You've probably walked by the Marble Cemetery on 2nd Avenue before, but have you ever dared peek inside? The Scout recently took a closer look at the pretty commonly known, yet nearly hidden space (between 2nd and 3rd Streets), coming back with some amazing photos of what can be found once you get past the gate and down the narrow alleyway.
Marble Cemetery is actually "New York’s oldest non-sectarian cemetery, founded in 1831. Its first burial was for the child of one Dr. Post who died in 1830, and its 2,000th and final was for Charlie VanZandt in 1937. Many were for children below the age of 6." While the Dead House, which was a temporary holding spot for remains, was removed in 1955, the site still contains "156 underground vaults set 10 feet underground, each the size of a small room." Instead of headstones, you'll find tablets on a stone wall that denote burials.

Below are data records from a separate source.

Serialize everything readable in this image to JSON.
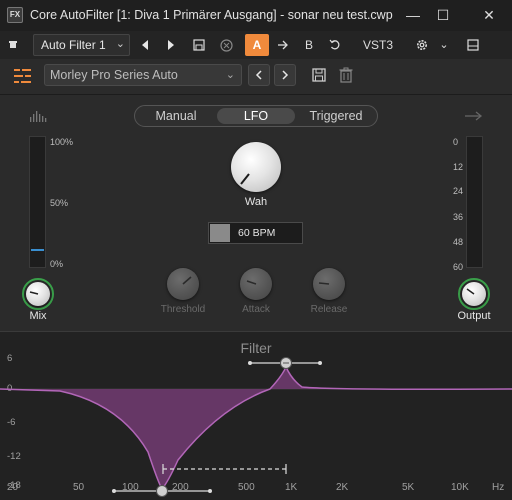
{
  "window": {
    "icon_text": "FX",
    "title": "Core AutoFilter [1: Diva 1 Primärer Ausgang] - sonar neu test.cwp",
    "minimize": "—",
    "maximize": "☐",
    "close": "✕"
  },
  "host_toolbar": {
    "preset_name": "Auto Filter 1",
    "ab_a": "A",
    "ab_b": "B",
    "plugin_format": "VST3"
  },
  "plugin_header": {
    "preset": "Morley Pro Series Auto"
  },
  "modes": [
    {
      "label": "Manual",
      "active": false
    },
    {
      "label": "LFO",
      "active": true
    },
    {
      "label": "Triggered",
      "active": false
    }
  ],
  "mix": {
    "label": "Mix",
    "scale": [
      "100%",
      "50%",
      "0%"
    ],
    "level": 0.12
  },
  "wah": {
    "label": "Wah",
    "bpm": "60 BPM"
  },
  "envelope_knobs": [
    {
      "label": "Threshold"
    },
    {
      "label": "Attack"
    },
    {
      "label": "Release"
    }
  ],
  "output": {
    "label": "Output",
    "scale": [
      "0",
      "12",
      "24",
      "36",
      "48",
      "60"
    ]
  },
  "filter": {
    "title": "Filter",
    "y_labels": [
      "6",
      "0",
      "-6",
      "-12",
      "-18"
    ],
    "x_labels": [
      "20",
      "50",
      "100",
      "200",
      "500",
      "1K",
      "2K",
      "5K",
      "10K",
      "Hz"
    ],
    "curve_color": "#b266b8",
    "fill_color": "#6e3a6e"
  }
}
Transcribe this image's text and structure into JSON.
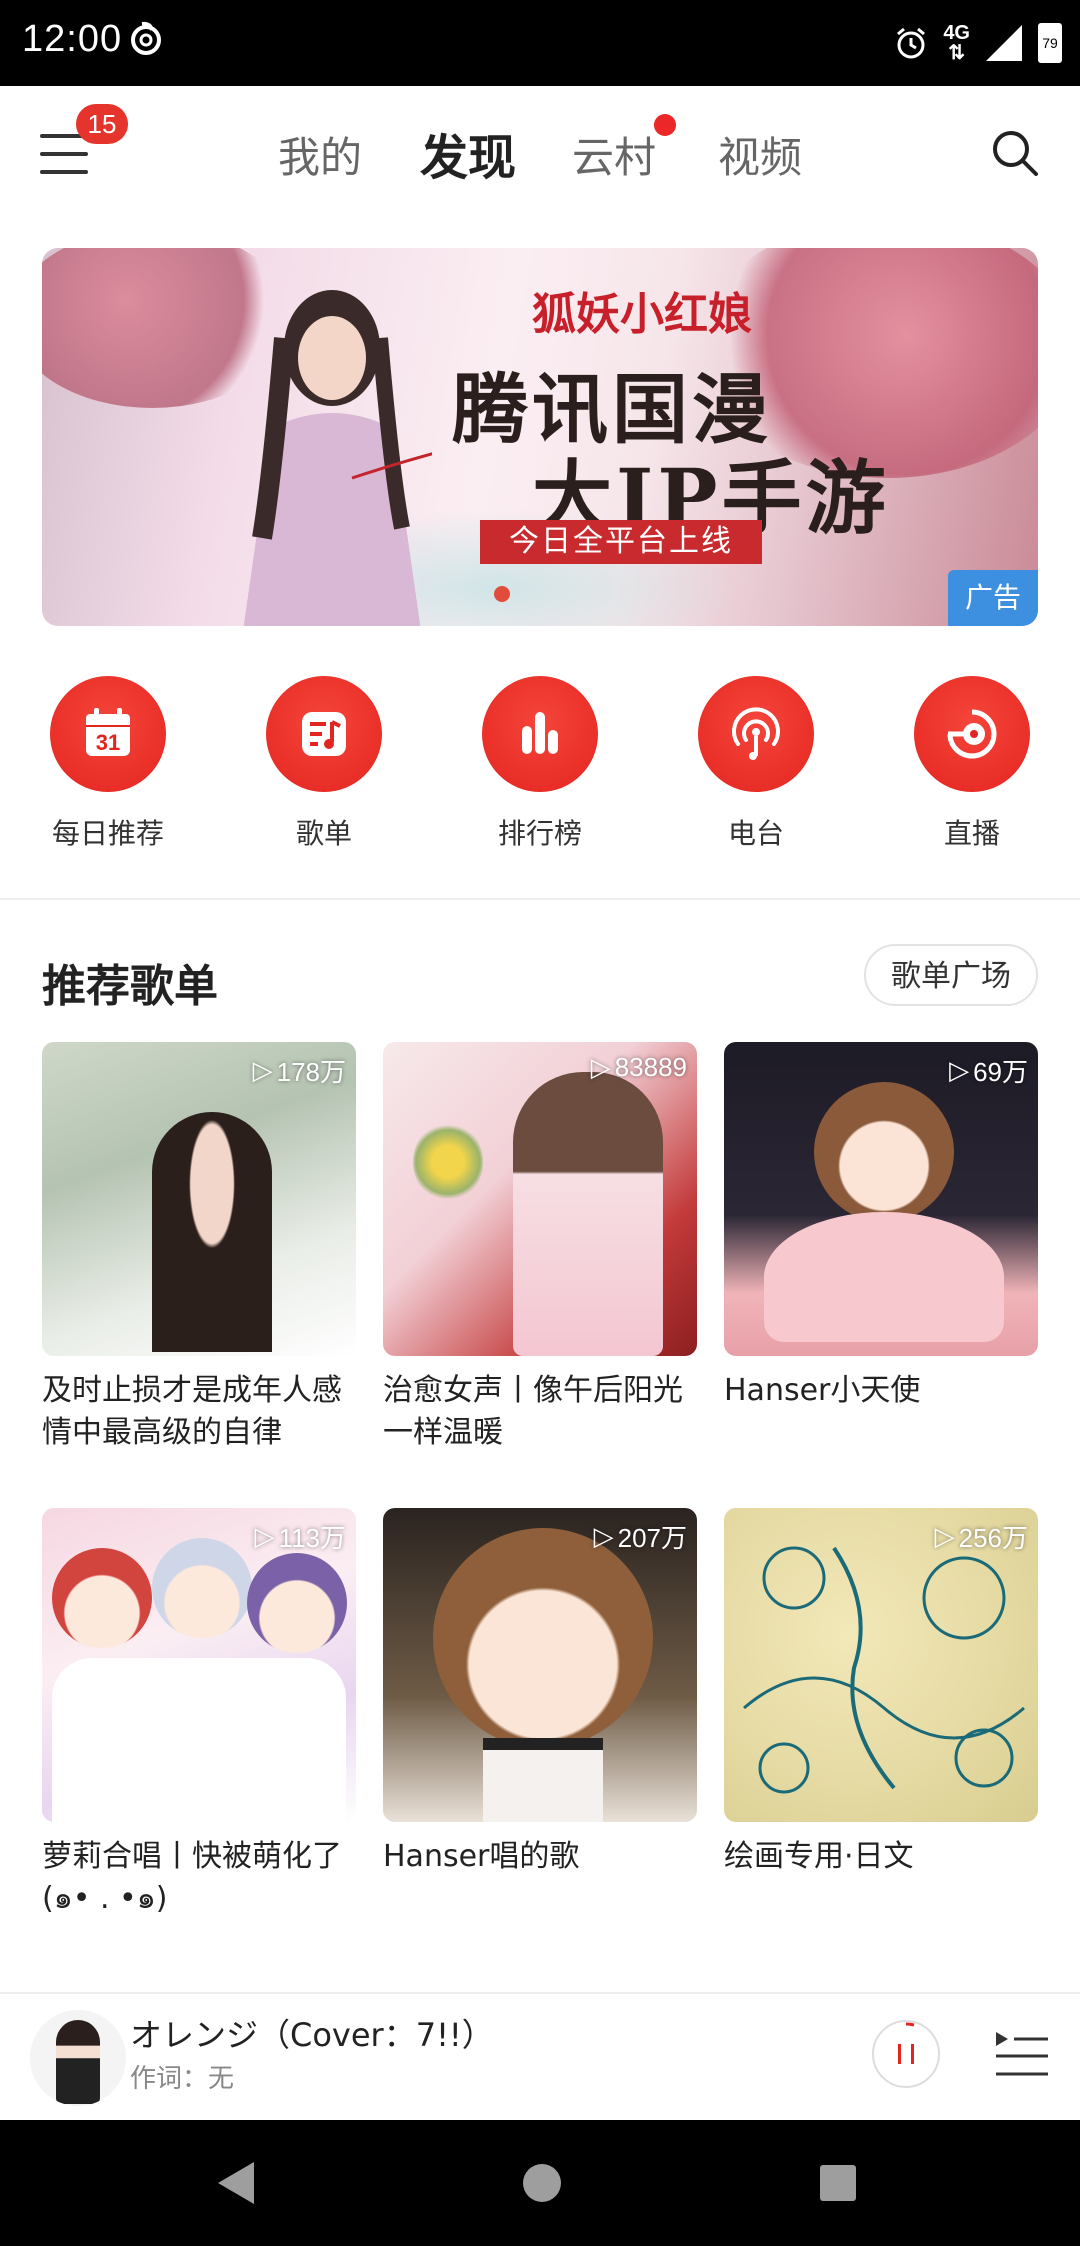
{
  "status_bar": {
    "time": "12:00",
    "network": "4G",
    "battery": "79"
  },
  "top_nav": {
    "menu_badge": "15",
    "tabs": [
      {
        "label": "我的",
        "active": false,
        "has_dot": false
      },
      {
        "label": "发现",
        "active": true,
        "has_dot": false
      },
      {
        "label": "云村",
        "active": false,
        "has_dot": true
      },
      {
        "label": "视频",
        "active": false,
        "has_dot": false
      }
    ]
  },
  "banner": {
    "logo_text": "狐妖小红娘",
    "headline_1": "腾讯国漫",
    "headline_2": "大IP手游",
    "subline": "今日全平台上线",
    "ad_label": "广告"
  },
  "quick_entries": [
    {
      "label": "每日推荐",
      "icon": "calendar-icon",
      "day": "31"
    },
    {
      "label": "歌单",
      "icon": "playlist-icon"
    },
    {
      "label": "排行榜",
      "icon": "chart-bars-icon"
    },
    {
      "label": "电台",
      "icon": "radio-icon"
    },
    {
      "label": "直播",
      "icon": "live-icon"
    }
  ],
  "recommend": {
    "title": "推荐歌单",
    "more_label": "歌单广场",
    "playlists": [
      {
        "plays": "178万",
        "title": "及时止损才是成年人感情中最高级的自律"
      },
      {
        "plays": "83889",
        "title": "治愈女声丨像午后阳光一样温暖"
      },
      {
        "plays": "69万",
        "title": "Hanser小天使"
      },
      {
        "plays": "113万",
        "title": "萝莉合唱丨快被萌化了 (๑• . •๑)"
      },
      {
        "plays": "207万",
        "title": "Hanser唱的歌"
      },
      {
        "plays": "256万",
        "title": "绘画专用·日文"
      }
    ]
  },
  "player": {
    "song": "オレンジ（Cover：7!!）",
    "sub": "作词：无"
  },
  "colors": {
    "accent": "#e32520",
    "ad_blue": "#3d8fe0"
  }
}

The Scout raises an interesting point of how multi-million dollar plots of land in this city belong to "rotting remains of long dead New Yorkers," and how that fact is both mind-boggling and satisfying. Indeed! However some are turned into parks. If you'd like to check out the landmarked space, it's open on Sunday afternoons from April to October, and by appointment year round.